** Opening DATA TO EXAMINE block **

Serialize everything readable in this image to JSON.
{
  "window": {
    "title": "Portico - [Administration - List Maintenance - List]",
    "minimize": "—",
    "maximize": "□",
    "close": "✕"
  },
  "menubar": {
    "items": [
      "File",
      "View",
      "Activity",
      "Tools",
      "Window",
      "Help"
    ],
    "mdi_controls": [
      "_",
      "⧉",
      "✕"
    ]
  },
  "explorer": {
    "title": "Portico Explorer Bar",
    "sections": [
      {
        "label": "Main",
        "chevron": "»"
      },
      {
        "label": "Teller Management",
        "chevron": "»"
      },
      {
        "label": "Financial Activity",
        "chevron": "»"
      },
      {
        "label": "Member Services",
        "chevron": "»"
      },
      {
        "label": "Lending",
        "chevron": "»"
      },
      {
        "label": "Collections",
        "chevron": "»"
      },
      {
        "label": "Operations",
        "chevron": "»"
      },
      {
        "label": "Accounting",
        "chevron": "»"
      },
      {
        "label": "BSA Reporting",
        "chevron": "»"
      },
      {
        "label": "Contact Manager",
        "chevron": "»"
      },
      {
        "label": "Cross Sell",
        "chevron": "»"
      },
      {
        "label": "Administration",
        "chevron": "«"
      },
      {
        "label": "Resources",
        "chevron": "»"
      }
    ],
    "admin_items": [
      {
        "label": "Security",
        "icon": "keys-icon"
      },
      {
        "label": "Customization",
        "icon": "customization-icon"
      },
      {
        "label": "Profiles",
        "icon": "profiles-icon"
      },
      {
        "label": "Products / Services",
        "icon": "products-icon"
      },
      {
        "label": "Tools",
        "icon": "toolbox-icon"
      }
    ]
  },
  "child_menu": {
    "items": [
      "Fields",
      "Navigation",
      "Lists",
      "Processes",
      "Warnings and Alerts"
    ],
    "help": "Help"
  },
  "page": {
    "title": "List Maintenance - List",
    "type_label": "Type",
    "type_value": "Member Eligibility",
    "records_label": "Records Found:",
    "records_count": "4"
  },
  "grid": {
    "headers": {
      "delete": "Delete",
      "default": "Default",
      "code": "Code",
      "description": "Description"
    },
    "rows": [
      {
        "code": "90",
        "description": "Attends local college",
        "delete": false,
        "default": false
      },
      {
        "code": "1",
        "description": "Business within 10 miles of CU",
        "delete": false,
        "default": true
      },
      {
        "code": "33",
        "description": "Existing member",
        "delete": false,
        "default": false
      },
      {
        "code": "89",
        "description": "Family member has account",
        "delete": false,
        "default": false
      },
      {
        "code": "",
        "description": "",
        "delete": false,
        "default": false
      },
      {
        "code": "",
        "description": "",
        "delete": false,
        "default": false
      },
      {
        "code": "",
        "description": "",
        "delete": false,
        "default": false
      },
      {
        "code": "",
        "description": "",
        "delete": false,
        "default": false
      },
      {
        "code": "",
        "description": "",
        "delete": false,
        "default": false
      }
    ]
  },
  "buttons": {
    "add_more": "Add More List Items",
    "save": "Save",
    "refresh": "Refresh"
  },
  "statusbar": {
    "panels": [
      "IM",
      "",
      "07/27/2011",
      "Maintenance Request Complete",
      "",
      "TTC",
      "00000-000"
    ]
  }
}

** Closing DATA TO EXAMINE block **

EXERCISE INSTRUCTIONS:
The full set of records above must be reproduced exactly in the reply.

FINISHED TASK:
Serialize everything readable in this image to JSON.
{
  "window": {
    "title": "Portico - [Administration - List Maintenance - List]",
    "minimize": "—",
    "maximize": "□",
    "close": "✕"
  },
  "menubar": {
    "items": [
      "File",
      "View",
      "Activity",
      "Tools",
      "Window",
      "Help"
    ],
    "mdi_controls": [
      "_",
      "⧉",
      "✕"
    ]
  },
  "explorer": {
    "title": "Portico Explorer Bar",
    "sections": [
      {
        "label": "Main",
        "chevron": "»"
      },
      {
        "label": "Teller Management",
        "chevron": "»"
      },
      {
        "label": "Financial Activity",
        "chevron": "»"
      },
      {
        "label": "Member Services",
        "chevron": "»"
      },
      {
        "label": "Lending",
        "chevron": "»"
      },
      {
        "label": "Collections",
        "chevron": "»"
      },
      {
        "label": "Operations",
        "chevron": "»"
      },
      {
        "label": "Accounting",
        "chevron": "»"
      },
      {
        "label": "BSA Reporting",
        "chevron": "»"
      },
      {
        "label": "Contact Manager",
        "chevron": "»"
      },
      {
        "label": "Cross Sell",
        "chevron": "»"
      },
      {
        "label": "Administration",
        "chevron": "«"
      },
      {
        "label": "Resources",
        "chevron": "»"
      }
    ],
    "admin_items": [
      {
        "label": "Security",
        "icon": "keys-icon"
      },
      {
        "label": "Customization",
        "icon": "customization-icon"
      },
      {
        "label": "Profiles",
        "icon": "profiles-icon"
      },
      {
        "label": "Products / Services",
        "icon": "products-icon"
      },
      {
        "label": "Tools",
        "icon": "toolbox-icon"
      }
    ]
  },
  "child_menu": {
    "items": [
      "Fields",
      "Navigation",
      "Lists",
      "Processes",
      "Warnings and Alerts"
    ],
    "help": "Help"
  },
  "page": {
    "title": "List Maintenance - List",
    "type_label": "Type",
    "type_value": "Member Eligibility",
    "records_label": "Records Found:",
    "records_count": "4"
  },
  "grid": {
    "headers": {
      "delete": "Delete",
      "default": "Default",
      "code": "Code",
      "description": "Description"
    },
    "rows": [
      {
        "code": "90",
        "description": "Attends local college",
        "delete": false,
        "default": false
      },
      {
        "code": "1",
        "description": "Business within 10 miles of CU",
        "delete": false,
        "default": true
      },
      {
        "code": "33",
        "description": "Existing member",
        "delete": false,
        "default": false
      },
      {
        "code": "89",
        "description": "Family member has account",
        "delete": false,
        "default": false
      },
      {
        "code": "",
        "description": "",
        "delete": false,
        "default": false
      },
      {
        "code": "",
        "description": "",
        "delete": false,
        "default": false
      },
      {
        "code": "",
        "description": "",
        "delete": false,
        "default": false
      },
      {
        "code": "",
        "description": "",
        "delete": false,
        "default": false
      },
      {
        "code": "",
        "description": "",
        "delete": false,
        "default": false
      }
    ]
  },
  "buttons": {
    "add_more": "Add More List Items",
    "save": "Save",
    "refresh": "Refresh"
  },
  "statusbar": {
    "panels": [
      "IM",
      "",
      "07/27/2011",
      "Maintenance Request Complete",
      "",
      "TTC",
      "00000-000"
    ]
  }
}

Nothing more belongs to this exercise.